- _TASK PROMPT_:
When you reach the records below, output each one exactly.

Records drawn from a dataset

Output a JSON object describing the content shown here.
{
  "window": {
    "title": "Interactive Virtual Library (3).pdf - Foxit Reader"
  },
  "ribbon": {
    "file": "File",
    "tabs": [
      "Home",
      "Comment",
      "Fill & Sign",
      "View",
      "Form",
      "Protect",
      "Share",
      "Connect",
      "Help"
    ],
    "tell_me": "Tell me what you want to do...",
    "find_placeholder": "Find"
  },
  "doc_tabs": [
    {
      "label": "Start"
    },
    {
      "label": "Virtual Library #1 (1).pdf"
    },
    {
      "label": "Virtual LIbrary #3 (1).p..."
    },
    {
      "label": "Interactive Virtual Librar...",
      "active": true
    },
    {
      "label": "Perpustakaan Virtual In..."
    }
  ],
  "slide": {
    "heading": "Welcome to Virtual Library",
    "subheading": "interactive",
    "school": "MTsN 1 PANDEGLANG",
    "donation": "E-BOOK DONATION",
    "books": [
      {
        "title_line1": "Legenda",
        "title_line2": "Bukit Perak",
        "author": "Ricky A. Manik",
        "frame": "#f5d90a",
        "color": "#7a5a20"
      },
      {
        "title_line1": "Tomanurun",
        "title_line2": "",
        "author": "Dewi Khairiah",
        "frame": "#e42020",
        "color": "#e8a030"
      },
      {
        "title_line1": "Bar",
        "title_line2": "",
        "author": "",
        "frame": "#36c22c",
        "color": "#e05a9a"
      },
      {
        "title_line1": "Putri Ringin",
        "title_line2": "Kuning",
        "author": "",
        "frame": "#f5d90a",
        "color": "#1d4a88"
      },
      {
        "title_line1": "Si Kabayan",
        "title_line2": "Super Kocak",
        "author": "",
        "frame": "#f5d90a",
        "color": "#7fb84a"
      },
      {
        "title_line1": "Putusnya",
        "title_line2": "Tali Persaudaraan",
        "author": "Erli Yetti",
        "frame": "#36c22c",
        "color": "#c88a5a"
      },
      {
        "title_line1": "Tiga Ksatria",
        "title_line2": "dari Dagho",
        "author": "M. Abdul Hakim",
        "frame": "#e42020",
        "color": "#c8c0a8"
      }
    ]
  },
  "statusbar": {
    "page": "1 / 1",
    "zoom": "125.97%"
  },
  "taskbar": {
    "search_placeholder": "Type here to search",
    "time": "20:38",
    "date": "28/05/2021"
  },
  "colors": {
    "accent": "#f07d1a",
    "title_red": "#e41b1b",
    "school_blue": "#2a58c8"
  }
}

- _WRITTEN ANSWER_:
Output a JSON object describing the content shown here.
{
  "window": {
    "title": "Interactive Virtual Library (3).pdf - Foxit Reader"
  },
  "ribbon": {
    "file": "File",
    "tabs": [
      "Home",
      "Comment",
      "Fill & Sign",
      "View",
      "Form",
      "Protect",
      "Share",
      "Connect",
      "Help"
    ],
    "tell_me": "Tell me what you want to do...",
    "find_placeholder": "Find"
  },
  "doc_tabs": [
    {
      "label": "Start"
    },
    {
      "label": "Virtual Library #1 (1).pdf"
    },
    {
      "label": "Virtual LIbrary #3 (1).p..."
    },
    {
      "label": "Interactive Virtual Librar...",
      "active": true
    },
    {
      "label": "Perpustakaan Virtual In..."
    }
  ],
  "slide": {
    "heading": "Welcome to Virtual Library",
    "subheading": "interactive",
    "school": "MTsN 1 PANDEGLANG",
    "donation": "E-BOOK DONATION",
    "books": [
      {
        "title_line1": "Legenda",
        "title_line2": "Bukit Perak",
        "author": "Ricky A. Manik",
        "frame": "#f5d90a",
        "color": "#7a5a20"
      },
      {
        "title_line1": "Tomanurun",
        "title_line2": "",
        "author": "Dewi Khairiah",
        "frame": "#e42020",
        "color": "#e8a030"
      },
      {
        "title_line1": "Bar",
        "title_line2": "",
        "author": "",
        "frame": "#36c22c",
        "color": "#e05a9a"
      },
      {
        "title_line1": "Putri Ringin",
        "title_line2": "Kuning",
        "author": "",
        "frame": "#f5d90a",
        "color": "#1d4a88"
      },
      {
        "title_line1": "Si Kabayan",
        "title_line2": "Super Kocak",
        "author": "",
        "frame": "#f5d90a",
        "color": "#7fb84a"
      },
      {
        "title_line1": "Putusnya",
        "title_line2": "Tali Persaudaraan",
        "author": "Erli Yetti",
        "frame": "#36c22c",
        "color": "#c88a5a"
      },
      {
        "title_line1": "Tiga Ksatria",
        "title_line2": "dari Dagho",
        "author": "M. Abdul Hakim",
        "frame": "#e42020",
        "color": "#c8c0a8"
      }
    ]
  },
  "statusbar": {
    "page": "1 / 1",
    "zoom": "125.97%"
  },
  "taskbar": {
    "search_placeholder": "Type here to search",
    "time": "20:38",
    "date": "28/05/2021"
  },
  "colors": {
    "accent": "#f07d1a",
    "title_red": "#e41b1b",
    "school_blue": "#2a58c8"
  }
}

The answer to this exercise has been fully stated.